→ **WHAT YOU HAVE TO DO**: Please print the data shown below without any alteration.

→ **RECORDED DATA**:
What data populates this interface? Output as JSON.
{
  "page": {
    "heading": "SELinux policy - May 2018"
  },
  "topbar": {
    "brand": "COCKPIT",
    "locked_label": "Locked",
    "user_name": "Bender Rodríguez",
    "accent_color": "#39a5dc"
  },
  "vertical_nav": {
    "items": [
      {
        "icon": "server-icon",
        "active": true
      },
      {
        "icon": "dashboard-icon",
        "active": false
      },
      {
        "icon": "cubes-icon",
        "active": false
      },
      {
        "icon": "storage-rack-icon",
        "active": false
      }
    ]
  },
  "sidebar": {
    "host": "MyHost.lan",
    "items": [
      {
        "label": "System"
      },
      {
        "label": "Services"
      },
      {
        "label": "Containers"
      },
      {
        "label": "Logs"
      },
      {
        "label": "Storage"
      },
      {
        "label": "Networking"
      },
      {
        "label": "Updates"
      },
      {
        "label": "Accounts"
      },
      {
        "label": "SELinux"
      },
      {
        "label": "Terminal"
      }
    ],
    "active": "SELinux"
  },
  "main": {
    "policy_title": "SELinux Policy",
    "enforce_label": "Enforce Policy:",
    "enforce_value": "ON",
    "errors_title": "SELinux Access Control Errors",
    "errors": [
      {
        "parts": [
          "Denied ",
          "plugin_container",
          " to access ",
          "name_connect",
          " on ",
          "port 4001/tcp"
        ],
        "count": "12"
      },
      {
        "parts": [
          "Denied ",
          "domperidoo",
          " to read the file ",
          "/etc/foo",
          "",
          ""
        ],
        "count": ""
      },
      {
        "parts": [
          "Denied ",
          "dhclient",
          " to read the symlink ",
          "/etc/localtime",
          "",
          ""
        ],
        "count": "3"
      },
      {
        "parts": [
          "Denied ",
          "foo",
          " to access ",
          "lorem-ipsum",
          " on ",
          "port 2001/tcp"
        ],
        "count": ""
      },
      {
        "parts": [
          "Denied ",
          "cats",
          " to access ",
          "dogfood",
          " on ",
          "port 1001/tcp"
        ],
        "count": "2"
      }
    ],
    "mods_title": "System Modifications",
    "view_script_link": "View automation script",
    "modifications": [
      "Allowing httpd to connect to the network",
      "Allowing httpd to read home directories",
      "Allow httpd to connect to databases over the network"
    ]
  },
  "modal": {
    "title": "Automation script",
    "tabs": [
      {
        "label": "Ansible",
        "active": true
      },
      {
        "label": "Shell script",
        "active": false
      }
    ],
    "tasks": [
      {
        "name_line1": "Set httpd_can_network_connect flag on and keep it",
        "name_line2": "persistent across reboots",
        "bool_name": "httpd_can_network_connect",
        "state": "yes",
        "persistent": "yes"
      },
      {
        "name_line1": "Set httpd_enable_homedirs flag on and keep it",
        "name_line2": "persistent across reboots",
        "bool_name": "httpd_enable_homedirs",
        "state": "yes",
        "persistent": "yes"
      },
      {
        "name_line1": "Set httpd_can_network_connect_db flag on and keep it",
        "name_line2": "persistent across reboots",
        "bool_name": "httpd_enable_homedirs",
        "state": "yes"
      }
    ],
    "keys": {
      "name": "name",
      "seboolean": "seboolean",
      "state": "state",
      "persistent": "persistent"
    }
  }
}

→ **REPLY**:
What data populates this interface? Output as JSON.
{
  "page": {
    "heading": "SELinux policy - May 2018"
  },
  "topbar": {
    "brand": "COCKPIT",
    "locked_label": "Locked",
    "user_name": "Bender Rodríguez",
    "accent_color": "#39a5dc"
  },
  "vertical_nav": {
    "items": [
      {
        "icon": "server-icon",
        "active": true
      },
      {
        "icon": "dashboard-icon",
        "active": false
      },
      {
        "icon": "cubes-icon",
        "active": false
      },
      {
        "icon": "storage-rack-icon",
        "active": false
      }
    ]
  },
  "sidebar": {
    "host": "MyHost.lan",
    "items": [
      {
        "label": "System"
      },
      {
        "label": "Services"
      },
      {
        "label": "Containers"
      },
      {
        "label": "Logs"
      },
      {
        "label": "Storage"
      },
      {
        "label": "Networking"
      },
      {
        "label": "Updates"
      },
      {
        "label": "Accounts"
      },
      {
        "label": "SELinux"
      },
      {
        "label": "Terminal"
      }
    ],
    "active": "SELinux"
  },
  "main": {
    "policy_title": "SELinux Policy",
    "enforce_label": "Enforce Policy:",
    "enforce_value": "ON",
    "errors_title": "SELinux Access Control Errors",
    "errors": [
      {
        "parts": [
          "Denied ",
          "plugin_container",
          " to access ",
          "name_connect",
          " on ",
          "port 4001/tcp"
        ],
        "count": "12"
      },
      {
        "parts": [
          "Denied ",
          "domperidoo",
          " to read the file ",
          "/etc/foo",
          "",
          ""
        ],
        "count": ""
      },
      {
        "parts": [
          "Denied ",
          "dhclient",
          " to read the symlink ",
          "/etc/localtime",
          "",
          ""
        ],
        "count": "3"
      },
      {
        "parts": [
          "Denied ",
          "foo",
          " to access ",
          "lorem-ipsum",
          " on ",
          "port 2001/tcp"
        ],
        "count": ""
      },
      {
        "parts": [
          "Denied ",
          "cats",
          " to access ",
          "dogfood",
          " on ",
          "port 1001/tcp"
        ],
        "count": "2"
      }
    ],
    "mods_title": "System Modifications",
    "view_script_link": "View automation script",
    "modifications": [
      "Allowing httpd to connect to the network",
      "Allowing httpd to read home directories",
      "Allow httpd to connect to databases over the network"
    ]
  },
  "modal": {
    "title": "Automation script",
    "tabs": [
      {
        "label": "Ansible",
        "active": true
      },
      {
        "label": "Shell script",
        "active": false
      }
    ],
    "tasks": [
      {
        "name_line1": "Set httpd_can_network_connect flag on and keep it",
        "name_line2": "persistent across reboots",
        "bool_name": "httpd_can_network_connect",
        "state": "yes",
        "persistent": "yes"
      },
      {
        "name_line1": "Set httpd_enable_homedirs flag on and keep it",
        "name_line2": "persistent across reboots",
        "bool_name": "httpd_enable_homedirs",
        "state": "yes",
        "persistent": "yes"
      },
      {
        "name_line1": "Set httpd_can_network_connect_db flag on and keep it",
        "name_line2": "persistent across reboots",
        "bool_name": "httpd_enable_homedirs",
        "state": "yes"
      }
    ],
    "keys": {
      "name": "name",
      "seboolean": "seboolean",
      "state": "state",
      "persistent": "persistent"
    }
  }
}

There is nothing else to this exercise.